Consumer minister Norman Lamb announced proposals that will abolish the consumer energy watchdog, Consumer Focus.
The move will pile more pressure on already over-stretched and under-resourced local trading standards officers and the Citizens Advice service.
Which? chief executive, Peter Vicary-Smith, said the government’s plans look set to ‘vandalise a system of consumer protection that is admired worldwide at a time when people most need protection.’
The changes are part of the government’s Consumer Landscape Review.
Local offices take on national issues
Local trading standards officers, who typically tackle street markets and rogue plumbers, will be required to do the majority of consumer law enforcement work.
Trading standards will now be expected to take on powerful national and international companies.
This will put considerable extra strain on local authority trading standards services at a time when councils are slashing their budgets and officers are being made redundant across the country.
Mr Vicary-Smith said: ‘The government knows that failing to enforce consumer law already costs the British public over £6bn a year but they seem determined to abandon consumers to increasingly sophisticated rip offs despite the harm this does to the economy.’
Law enforcement by committee
This chaotic and costly reorganisation will see the Office of Fair Trading (OFT) downgraded and merged with the Competition Commission.
The government claims that the new quango, the National Trading Standards Board, is to receive ‘increased funding of £10.5m’ for its work.

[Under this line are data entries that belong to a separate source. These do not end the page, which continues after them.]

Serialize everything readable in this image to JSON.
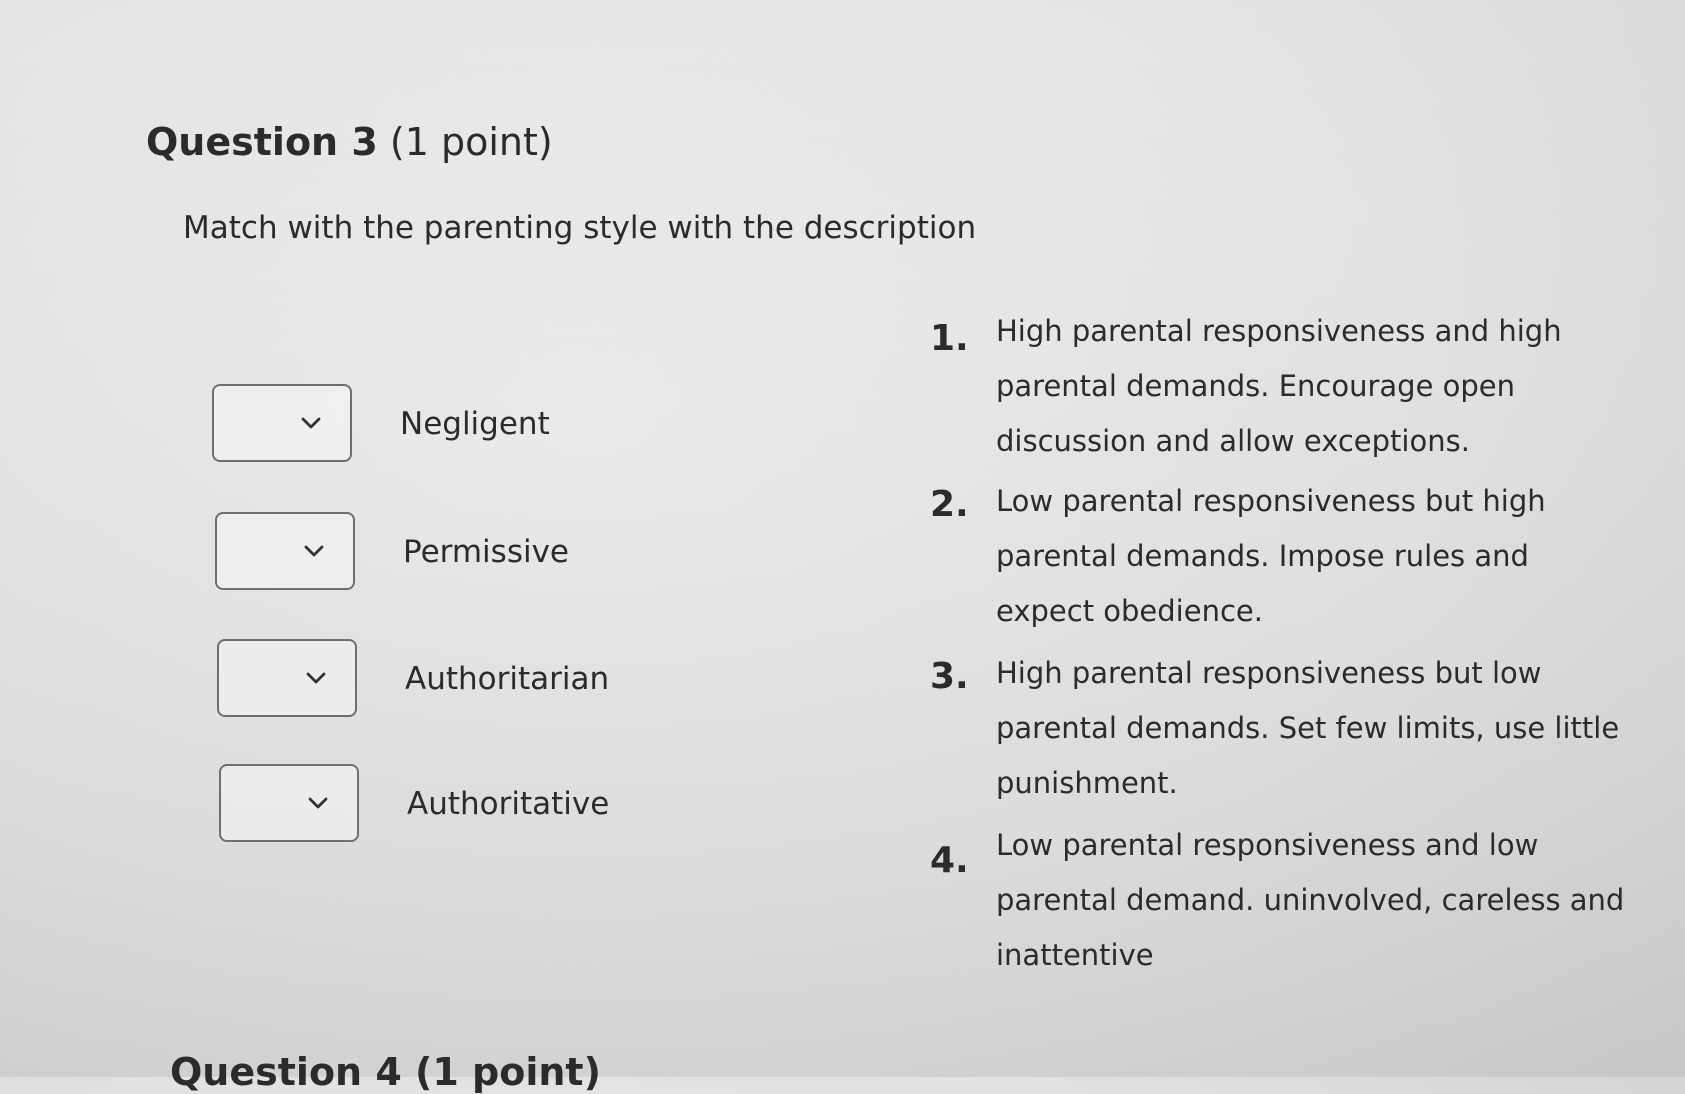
{
  "question": {
    "title": "Question 3",
    "points": "(1 point)",
    "instruction": "Match with the parenting style with the description"
  },
  "matches": [
    {
      "label": "Negligent",
      "selected": ""
    },
    {
      "label": "Permissive",
      "selected": ""
    },
    {
      "label": "Authoritarian",
      "selected": ""
    },
    {
      "label": "Authoritative",
      "selected": ""
    }
  ],
  "descriptions": [
    {
      "number": "1.",
      "text": "High parental responsiveness and high parental demands. Encourage open discussion and allow exceptions."
    },
    {
      "number": "2.",
      "text": "Low parental responsiveness but high parental demands. Impose rules and expect obedience."
    },
    {
      "number": "3.",
      "text": "High parental responsiveness but low parental demands. Set few limits, use little punishment."
    },
    {
      "number": "4.",
      "text": "Low parental responsiveness and low parental demand. uninvolved, careless and inattentive"
    }
  ],
  "next_question": {
    "title": "Question 4 (1 point)"
  },
  "icons": {
    "dropdown": "chevron-down-icon"
  }
}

However, this money is simply redirected current OFT enforcement money.
Mr Vicary-Smith said the government ‘seem intent on wasting millions of taxpayer pounds restructuring quangos and piling pressure on those who are already overstretched on the frontline.’

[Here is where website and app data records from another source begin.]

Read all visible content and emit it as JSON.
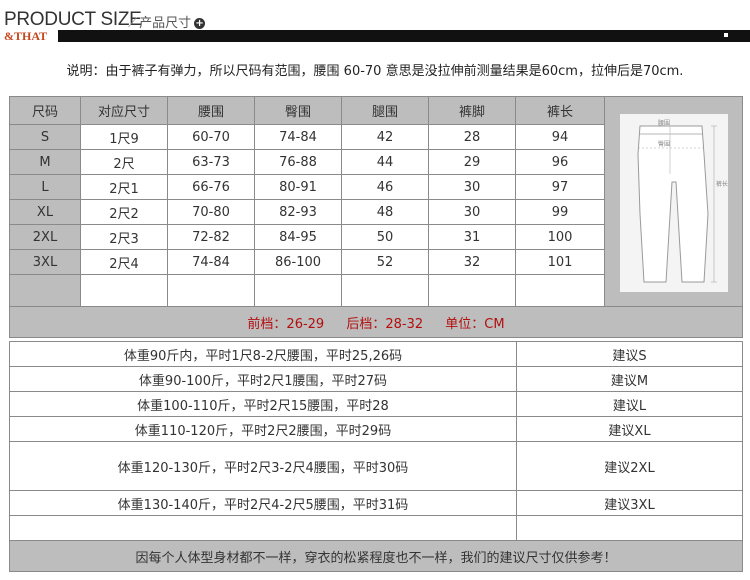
{
  "header": {
    "title": "PRODUCT SIZE",
    "subtitle": "产品尺寸",
    "brand": "&THAT"
  },
  "note": "说明：由于裤子有弹力，所以尺码有范围，腰围 60-70 意思是没拉伸前测量结果是60cm，拉伸后是70cm.",
  "size_table": {
    "headers": [
      "尺码",
      "对应尺寸",
      "腰围",
      "臀围",
      "腿围",
      "裤脚",
      "裤长"
    ],
    "rows": [
      [
        "S",
        "1尺9",
        "60-70",
        "74-84",
        "42",
        "28",
        "94"
      ],
      [
        "M",
        "2尺",
        "63-73",
        "76-88",
        "44",
        "29",
        "96"
      ],
      [
        "L",
        "2尺1",
        "66-76",
        "80-91",
        "46",
        "30",
        "97"
      ],
      [
        "XL",
        "2尺2",
        "70-80",
        "82-93",
        "48",
        "30",
        "99"
      ],
      [
        "2XL",
        "2尺3",
        "72-82",
        "84-95",
        "50",
        "31",
        "100"
      ],
      [
        "3XL",
        "2尺4",
        "74-84",
        "86-100",
        "52",
        "32",
        "101"
      ]
    ],
    "diagram_labels": {
      "waist": "腰围",
      "hip": "臀围",
      "length": "裤长"
    }
  },
  "measurements": {
    "front_rise": "前档：26-29",
    "back_rise": "后档：28-32",
    "unit": "单位：CM"
  },
  "recommendations": [
    {
      "desc": "体重90斤内，平时1尺8-2尺腰围，平时25,26码",
      "size": "建议S"
    },
    {
      "desc": "体重90-100斤，平时2尺1腰围，平时27码",
      "size": "建议M"
    },
    {
      "desc": "体重100-110斤，平时2尺15腰围，平时28",
      "size": "建议L"
    },
    {
      "desc": "体重110-120斤，平时2尺2腰围，平时29码",
      "size": "建议XL"
    },
    {
      "desc": "体重120-130斤，平时2尺3-2尺4腰围，平时30码",
      "size": "建议2XL"
    },
    {
      "desc": "体重130-140斤，平时2尺4-2尺5腰围，平时31码",
      "size": "建议3XL"
    }
  ],
  "footer": "因每个人体型身材都不一样，穿衣的松紧程度也不一样，我们的建议尺寸仅供参考！"
}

He added: ‘Giving OFT responsibilities to local trading standards officers and the Citizens Advice is like asking GPs to carry out heart surgery.’
Consumers exposed to rip offs and scams
The National Audit Office report found that enforcement spending is set to fall from the current £247m, to around £140 by 2014.
The government-funded watchdog, Consumer Focus, is also to be scrapped and its work challenging the government, powerful regulators like Ofgem and big businesses on behalf of consumers, will be handed over to the Citizens Advice.
Citizens Advice is already struggling to cope with the growing numbers of people seeking help on welfare benefits, housing and immigration problems.
Mr Vicary-Smith said: ‘The new consumer minister, Norman Lamb, has clearly been sold some dodgy advice himself. Rather than focusing on costly reorganisations, we want to see real action to show the Minister is taking his new role of protecting the nation’s consumers seriously.’